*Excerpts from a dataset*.
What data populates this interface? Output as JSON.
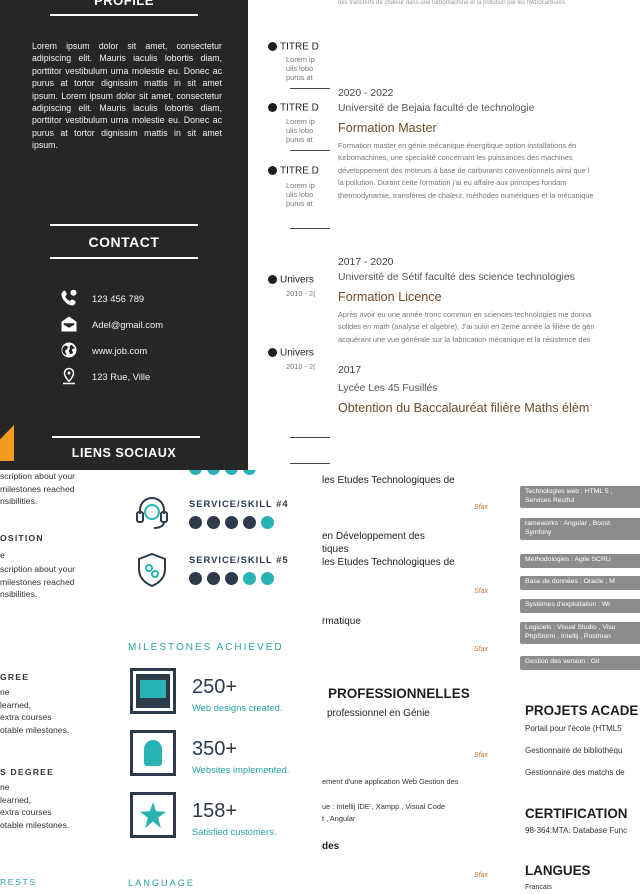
{
  "profile": {
    "heading": "PROFILE",
    "text": "Lorem ipsum dolor sit amet, consectetur adipiscing elit. Mauris iaculis lobortis diam, porttitor vestibulum urna molestie eu. Donec ac purus at tortor dignissim mattis in sit amet ipsum. Lorem ipsum dolor sit amet, consectetur adipiscing elit. Mauris iaculis lobortis diam, porttitor vestibulum urna molestie eu. Donec ac purus at tortor dignissim mattis in sit amet ipsum."
  },
  "contact": {
    "heading": "CONTACT",
    "items": [
      {
        "icon": "phone-icon",
        "text": "123 456 789"
      },
      {
        "icon": "envelope-icon",
        "text": "Adel@gmail.com"
      },
      {
        "icon": "globe-icon",
        "text": "www.job.com"
      },
      {
        "icon": "location-pin-icon",
        "text": "123 Rue, Ville"
      }
    ]
  },
  "social": {
    "heading": "LIENS SOCIAUX"
  },
  "middle": {
    "items": [
      {
        "title": "TITRE D",
        "lines": [
          "Lorem ip",
          "ulis lobo",
          "purus at"
        ]
      },
      {
        "title": "TITRE D",
        "lines": [
          "Lorem ip",
          "ulis lobo",
          "purus at"
        ]
      },
      {
        "title": "TITRE D",
        "lines": [
          "Lorem ip",
          "ulis lobo",
          "purus at"
        ]
      },
      {
        "title": "Univers",
        "lines": [
          "2010 - 2("
        ]
      },
      {
        "title": "Univers",
        "lines": [
          "2010 - 2("
        ]
      }
    ]
  },
  "education": {
    "top_line": "des transferts de chaleur dans une turbomachine et la pollution par les hydrocarbures.",
    "entries": [
      {
        "date": "2020 - 2022",
        "school": "Université de Bejaia faculté de technologie",
        "degree": "Formation Master",
        "desc": "Formation master en génie mécanique énergitique option installations én\nturbomachines, une specialité concernant les puissances des machines\ndéveloppement des moteurs à base de carburants conventionnels ainsi que l\nla pollution. Durant cette formation j'ai eu affaire aux principes fondam\nthermodynamie, transfères de chaleur, méthodes numériques et la mécanique"
      },
      {
        "date": "2017 - 2020",
        "school": "Université de Sétif faculté des science technologies",
        "degree": "Formation Licence",
        "desc": "Après avoir eu une année tronc commun en sciences technologies me donna\nsolides en math (analyse et algèbre), J'ai suivi en 2eme année la filière de gén\nacquérant une vue générale sur la fabrication mécanique et la résistence des"
      },
      {
        "date": "2017",
        "school": "Lycée Les 45 Fusillés",
        "degree": "Obtention du Baccalauréat filière Maths élèm",
        "desc": ""
      }
    ]
  },
  "bottom_left": {
    "block1": "scription about your\nmilestones reached\nnsibilities.",
    "pos_heading": "OSITION",
    "pos_sub": "e",
    "block2": "scription about your\nmilestones reached\nnsibilities.",
    "deg1_heading": "GREE",
    "deg1_lines": "ne\nlearned,\nextra courses\notable milestones.",
    "deg2_heading": "S DEGREE",
    "deg2_lines": "ne\nlearned,\nextra courses\notable milestones.",
    "interests": "RESTS"
  },
  "skills": {
    "items": [
      {
        "label": "SERVICE/SKILL #4",
        "icon": "headset-icon",
        "level": 4
      },
      {
        "label": "SERVICE/SKILL #5",
        "icon": "shield-icon",
        "level": 3
      }
    ],
    "milestones_title": "MILESTONES ACHIEVED",
    "milestones": [
      {
        "icon": "browser-icon",
        "number": "250+",
        "caption": "Web designs created."
      },
      {
        "icon": "touch-icon",
        "number": "350+",
        "caption": "Websites implemented."
      },
      {
        "icon": "star-icon",
        "number": "158+",
        "caption": "Satisfied customers."
      }
    ],
    "language_title": "LANGUAGE",
    "colors": {
      "navy": "#2c3a4a",
      "teal": "#2ab3b3"
    }
  },
  "cv": {
    "lines": [
      {
        "text": "les Etudes Technologiques de",
        "sfax": "Sfax"
      },
      {
        "text": " en Développement des\ntiques\nles Etudes Technologiques de",
        "sfax": "Sfax"
      },
      {
        "text": "rmatique",
        "sfax": "Sfax"
      }
    ],
    "pro_heading": "PROFESSIONNELLES",
    "pro_sub": "professionnel en Génie",
    "pro_sfax": "Sfax",
    "dev_line": "ement d'une application Web Gestion des",
    "tools_line": "ue : Intellij IDE , Xampp , Visual Code\nt , Angular",
    "des_heading": "des",
    "des_sfax": "Sfax",
    "tags": [
      "Technologies web : HTML 5 ,\nServices Restful",
      "rameworks : Angular , Boost\nSymfony",
      "Méthodologies : Agile SCRU",
      "Base de données : Oracle , M",
      "Systèmes d'exploitation : Wi",
      "Logiciels : Visual Studio , Visu\nPhpStorm , Intellij , Postman",
      "Gestion des version : Git"
    ],
    "projects_heading": "PROJETS ACADE",
    "projects": [
      "Portail pour l'école (HTML5",
      "Gestionnaire de bibliothèqu",
      "Gestionnaire des matchs de"
    ],
    "cert_heading": "CERTIFICATION",
    "cert_line": "98-364:MTA: Database Func",
    "lang_heading": "LANGUES",
    "lang_line": "Francais"
  }
}
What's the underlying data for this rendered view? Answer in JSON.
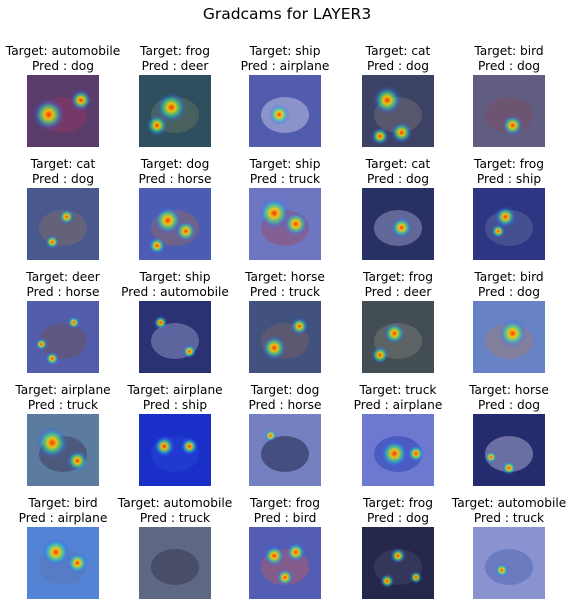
{
  "title": "Gradcams for LAYER3",
  "cells": [
    {
      "target": "Target: automobile",
      "pred": "Pred : dog",
      "bg": "#7a3a52",
      "obj": "#c0304a",
      "cool": "#34408a",
      "hot": [
        [
          0.3,
          0.55,
          0.45
        ],
        [
          0.75,
          0.35,
          0.3
        ]
      ]
    },
    {
      "target": "Target: frog",
      "pred": "Pred : deer",
      "bg": "#2f5a46",
      "obj": "#6b8a4a",
      "cool": "#30407c",
      "hot": [
        [
          0.45,
          0.45,
          0.42
        ],
        [
          0.25,
          0.7,
          0.3
        ]
      ]
    },
    {
      "target": "Target: ship",
      "pred": "Pred : airplane",
      "bg": "#4a56a8",
      "obj": "#d9dcef",
      "cool": "#5a64b4",
      "hot": [
        [
          0.42,
          0.55,
          0.3
        ]
      ]
    },
    {
      "target": "Target: cat",
      "pred": "Pred : dog",
      "bg": "#4a4a38",
      "obj": "#8a7a48",
      "cool": "#2d3aa0",
      "hot": [
        [
          0.35,
          0.35,
          0.4
        ],
        [
          0.55,
          0.8,
          0.3
        ],
        [
          0.25,
          0.85,
          0.25
        ]
      ]
    },
    {
      "target": "Target: bird",
      "pred": "Pred : dog",
      "bg": "#6a5a78",
      "obj": "#8a4a50",
      "cool": "#54608e",
      "hot": [
        [
          0.55,
          0.7,
          0.3
        ]
      ]
    },
    {
      "target": "Target: cat",
      "pred": "Pred : dog",
      "bg": "#4a5a86",
      "obj": "#8a7050",
      "cool": "#4a5898",
      "hot": [
        [
          0.55,
          0.4,
          0.22
        ],
        [
          0.35,
          0.75,
          0.2
        ]
      ]
    },
    {
      "target": "Target: dog",
      "pred": "Pred : horse",
      "bg": "#5a68b8",
      "obj": "#b07a50",
      "cool": "#3c4cb0",
      "hot": [
        [
          0.4,
          0.45,
          0.4
        ],
        [
          0.65,
          0.6,
          0.3
        ],
        [
          0.25,
          0.8,
          0.25
        ]
      ]
    },
    {
      "target": "Target: ship",
      "pred": "Pred : truck",
      "bg": "#8a90c8",
      "obj": "#c05a5a",
      "cool": "#4a58b8",
      "hot": [
        [
          0.35,
          0.35,
          0.45
        ],
        [
          0.65,
          0.5,
          0.35
        ]
      ]
    },
    {
      "target": "Target: cat",
      "pred": "Pred : dog",
      "bg": "#28305a",
      "obj": "#b0b8d8",
      "cool": "#2a3070",
      "hot": [
        [
          0.55,
          0.55,
          0.3
        ]
      ]
    },
    {
      "target": "Target: frog",
      "pred": "Pred : ship",
      "bg": "#303a80",
      "obj": "#6a7aa0",
      "cool": "#2a3488",
      "hot": [
        [
          0.45,
          0.4,
          0.3
        ],
        [
          0.35,
          0.6,
          0.2
        ]
      ]
    },
    {
      "target": "Target: deer",
      "pred": "Pred : horse",
      "bg": "#5a62a8",
      "obj": "#7a5048",
      "cool": "#4a58b0",
      "hot": [
        [
          0.65,
          0.3,
          0.18
        ],
        [
          0.2,
          0.6,
          0.18
        ],
        [
          0.35,
          0.8,
          0.2
        ]
      ]
    },
    {
      "target": "Target: ship",
      "pred": "Pred : automobile",
      "bg": "#2a3270",
      "obj": "#a8acd8",
      "cool": "#2a3478",
      "hot": [
        [
          0.3,
          0.3,
          0.2
        ],
        [
          0.7,
          0.7,
          0.2
        ]
      ]
    },
    {
      "target": "Target: horse",
      "pred": "Pred : truck",
      "bg": "#4a5a70",
      "obj": "#8a6a50",
      "cool": "#3a4a90",
      "hot": [
        [
          0.35,
          0.65,
          0.35
        ],
        [
          0.7,
          0.35,
          0.25
        ]
      ]
    },
    {
      "target": "Target: frog",
      "pred": "Pred : deer",
      "bg": "#4a5030",
      "obj": "#8a8a5a",
      "cool": "#3a4a80",
      "hot": [
        [
          0.45,
          0.45,
          0.3
        ],
        [
          0.25,
          0.75,
          0.25
        ]
      ]
    },
    {
      "target": "Target: bird",
      "pred": "Pred : dog",
      "bg": "#7a90c8",
      "obj": "#c08a6a",
      "cool": "#5070c0",
      "hot": [
        [
          0.55,
          0.45,
          0.4
        ]
      ]
    },
    {
      "target": "Target: airplane",
      "pred": "Pred : truck",
      "bg": "#6a8a98",
      "obj": "#4a3a40",
      "cool": "#4a68a8",
      "hot": [
        [
          0.35,
          0.4,
          0.45
        ],
        [
          0.7,
          0.65,
          0.3
        ]
      ]
    },
    {
      "target": "Target: airplane",
      "pred": "Pred : ship",
      "bg": "#1a30c8",
      "obj": "#2a48d8",
      "cool": "#1a2ec8",
      "hot": [
        [
          0.35,
          0.45,
          0.3
        ],
        [
          0.7,
          0.45,
          0.25
        ]
      ]
    },
    {
      "target": "Target: dog",
      "pred": "Pred : horse",
      "bg": "#8a92c8",
      "obj": "#1a1a2a",
      "cool": "#5a6ab8",
      "hot": [
        [
          0.3,
          0.3,
          0.18
        ]
      ]
    },
    {
      "target": "Target: truck",
      "pred": "Pred : airplane",
      "bg": "#8a90d8",
      "obj": "#3a4ab0",
      "cool": "#4a5ac8",
      "hot": [
        [
          0.45,
          0.55,
          0.4
        ],
        [
          0.75,
          0.55,
          0.25
        ]
      ]
    },
    {
      "target": "Target: horse",
      "pred": "Pred : dog",
      "bg": "#202860",
      "obj": "#c8c8d8",
      "cool": "#2a3080",
      "hot": [
        [
          0.5,
          0.75,
          0.2
        ],
        [
          0.25,
          0.6,
          0.18
        ]
      ]
    },
    {
      "target": "Target: bird",
      "pred": "Pred : airplane",
      "bg": "#5a8ad8",
      "obj": "#6a7ab0",
      "cool": "#4a7ad0",
      "hot": [
        [
          0.4,
          0.35,
          0.4
        ],
        [
          0.7,
          0.5,
          0.3
        ]
      ]
    },
    {
      "target": "Target: automobile",
      "pred": "Pred : truck",
      "bg": "#707890",
      "obj": "#3a3a48",
      "cool": "#4a5478",
      "hot": []
    },
    {
      "target": "Target: frog",
      "pred": "Pred : bird",
      "bg": "#5a62b0",
      "obj": "#d06050",
      "cool": "#4a58b8",
      "hot": [
        [
          0.35,
          0.4,
          0.3
        ],
        [
          0.65,
          0.35,
          0.28
        ],
        [
          0.5,
          0.7,
          0.25
        ]
      ]
    },
    {
      "target": "Target: frog",
      "pred": "Pred : dog",
      "bg": "#22243a",
      "obj": "#4a4a60",
      "cool": "#2a2c60",
      "hot": [
        [
          0.5,
          0.4,
          0.22
        ],
        [
          0.35,
          0.75,
          0.2
        ],
        [
          0.75,
          0.7,
          0.18
        ]
      ]
    },
    {
      "target": "Target: automobile",
      "pred": "Pred : truck",
      "bg": "#9aa0d8",
      "obj": "#4a6ab0",
      "cool": "#7a80c8",
      "hot": [
        [
          0.4,
          0.6,
          0.2
        ]
      ]
    }
  ]
}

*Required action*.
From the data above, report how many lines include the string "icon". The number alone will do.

*Answer for the task*.
9